I just want to compare the prevalence of each disease on sudden death (e.g. say CAD has the highest prevalence with 50% in the included studies, HCM the second place with 12%, etc), make a pie chart, and some subgroup comparison (e.g. according to mean age).
 

hlsmith

Less is more. Stay pure. Stay poor.
#12
If you are not looking to share this at a national conference or try to publish it - I would just look up a formula for weighted means and use that. It should get you a ballpark value. However, if not all study were designed to answer the same question or have the same methodology, follow-up, etc. there will be some bias in the estimate.
 
#13
Except the method I mentioned before (just sum up the total deaths from each disease separately and then divide each one of them with the total number of deaths), can you suggest any other formula?
 

hlsmith

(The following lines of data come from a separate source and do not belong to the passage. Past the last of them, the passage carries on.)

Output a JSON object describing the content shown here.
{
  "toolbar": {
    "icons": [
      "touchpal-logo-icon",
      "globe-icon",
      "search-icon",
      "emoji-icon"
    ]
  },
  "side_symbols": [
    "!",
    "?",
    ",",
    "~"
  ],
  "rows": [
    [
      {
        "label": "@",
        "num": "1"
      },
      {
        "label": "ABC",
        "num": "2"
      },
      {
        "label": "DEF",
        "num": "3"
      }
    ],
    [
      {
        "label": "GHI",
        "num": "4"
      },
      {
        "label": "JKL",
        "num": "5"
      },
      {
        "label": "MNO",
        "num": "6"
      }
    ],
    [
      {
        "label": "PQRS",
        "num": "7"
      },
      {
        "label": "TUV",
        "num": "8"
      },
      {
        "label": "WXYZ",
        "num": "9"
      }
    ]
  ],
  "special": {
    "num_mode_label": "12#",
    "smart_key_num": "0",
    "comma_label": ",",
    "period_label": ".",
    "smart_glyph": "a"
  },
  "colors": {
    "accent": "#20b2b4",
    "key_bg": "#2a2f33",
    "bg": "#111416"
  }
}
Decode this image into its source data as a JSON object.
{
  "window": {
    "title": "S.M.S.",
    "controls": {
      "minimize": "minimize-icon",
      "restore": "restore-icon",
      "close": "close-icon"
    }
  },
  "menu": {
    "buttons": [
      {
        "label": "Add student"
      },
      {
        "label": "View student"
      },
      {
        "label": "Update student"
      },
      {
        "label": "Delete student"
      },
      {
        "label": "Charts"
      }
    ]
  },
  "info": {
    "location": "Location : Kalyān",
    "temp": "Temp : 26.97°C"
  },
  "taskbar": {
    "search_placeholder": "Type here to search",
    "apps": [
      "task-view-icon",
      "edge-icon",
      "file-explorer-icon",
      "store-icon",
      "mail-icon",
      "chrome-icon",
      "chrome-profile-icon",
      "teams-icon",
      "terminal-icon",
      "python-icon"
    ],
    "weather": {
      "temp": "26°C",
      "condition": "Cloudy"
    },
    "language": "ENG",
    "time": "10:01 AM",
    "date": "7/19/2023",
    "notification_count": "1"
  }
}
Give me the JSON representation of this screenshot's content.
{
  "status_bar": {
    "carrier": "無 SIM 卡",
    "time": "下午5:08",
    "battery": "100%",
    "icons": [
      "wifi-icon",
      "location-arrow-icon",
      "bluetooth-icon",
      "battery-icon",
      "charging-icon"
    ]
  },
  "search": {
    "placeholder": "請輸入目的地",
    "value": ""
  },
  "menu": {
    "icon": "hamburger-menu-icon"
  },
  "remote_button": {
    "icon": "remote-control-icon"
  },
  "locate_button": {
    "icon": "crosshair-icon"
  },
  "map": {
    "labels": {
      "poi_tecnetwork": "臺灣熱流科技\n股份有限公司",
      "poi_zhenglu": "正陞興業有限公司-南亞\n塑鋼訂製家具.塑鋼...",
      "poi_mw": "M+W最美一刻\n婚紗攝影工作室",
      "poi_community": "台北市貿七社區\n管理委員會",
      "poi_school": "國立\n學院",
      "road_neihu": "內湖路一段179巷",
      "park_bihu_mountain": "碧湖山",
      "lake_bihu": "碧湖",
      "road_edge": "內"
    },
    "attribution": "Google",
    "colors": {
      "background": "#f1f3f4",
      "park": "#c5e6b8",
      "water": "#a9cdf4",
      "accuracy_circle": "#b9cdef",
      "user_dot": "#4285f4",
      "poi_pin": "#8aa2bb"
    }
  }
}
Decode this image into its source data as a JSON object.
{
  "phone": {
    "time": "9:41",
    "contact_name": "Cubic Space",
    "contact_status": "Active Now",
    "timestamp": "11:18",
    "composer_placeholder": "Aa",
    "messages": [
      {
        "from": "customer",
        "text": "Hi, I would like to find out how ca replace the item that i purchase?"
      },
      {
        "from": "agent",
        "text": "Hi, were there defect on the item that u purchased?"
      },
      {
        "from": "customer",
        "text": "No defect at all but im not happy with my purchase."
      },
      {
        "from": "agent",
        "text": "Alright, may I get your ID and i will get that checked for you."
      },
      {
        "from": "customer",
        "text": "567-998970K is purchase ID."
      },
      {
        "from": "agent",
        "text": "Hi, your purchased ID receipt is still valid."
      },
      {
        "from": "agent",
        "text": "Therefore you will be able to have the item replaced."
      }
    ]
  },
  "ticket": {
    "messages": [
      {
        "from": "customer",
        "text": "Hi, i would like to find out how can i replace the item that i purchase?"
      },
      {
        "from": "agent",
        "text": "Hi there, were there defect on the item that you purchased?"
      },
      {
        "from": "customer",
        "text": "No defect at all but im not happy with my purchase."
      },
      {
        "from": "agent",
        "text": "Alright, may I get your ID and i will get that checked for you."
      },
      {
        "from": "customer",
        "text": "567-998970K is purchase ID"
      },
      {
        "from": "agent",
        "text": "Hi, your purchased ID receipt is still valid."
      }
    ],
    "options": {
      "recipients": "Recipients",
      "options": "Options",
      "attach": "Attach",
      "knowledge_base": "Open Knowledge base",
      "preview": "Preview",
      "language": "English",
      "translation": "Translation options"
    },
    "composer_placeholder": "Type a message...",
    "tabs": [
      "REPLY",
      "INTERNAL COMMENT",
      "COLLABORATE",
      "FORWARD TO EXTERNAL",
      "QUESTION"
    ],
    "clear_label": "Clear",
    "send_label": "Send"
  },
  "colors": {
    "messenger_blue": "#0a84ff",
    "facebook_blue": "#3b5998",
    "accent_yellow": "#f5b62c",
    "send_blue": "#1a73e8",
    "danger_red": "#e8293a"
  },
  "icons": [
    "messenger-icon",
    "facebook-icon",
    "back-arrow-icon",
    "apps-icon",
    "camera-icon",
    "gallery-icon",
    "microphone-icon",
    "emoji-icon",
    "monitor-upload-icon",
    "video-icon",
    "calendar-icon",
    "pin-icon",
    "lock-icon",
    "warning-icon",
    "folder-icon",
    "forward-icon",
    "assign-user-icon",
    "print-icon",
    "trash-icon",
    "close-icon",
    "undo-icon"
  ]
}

Less is more. Stay pure. Stay poor.
#14
Well, I guess the formula is as simple as that. The issue with not using multilevel modeling is that if you calculated confidence interval on your estimate, it would be wrong, because you didn't have a big study, you had a bunch of small studies.

P^=((P*n1)+(P2*n2))/(n1+n2)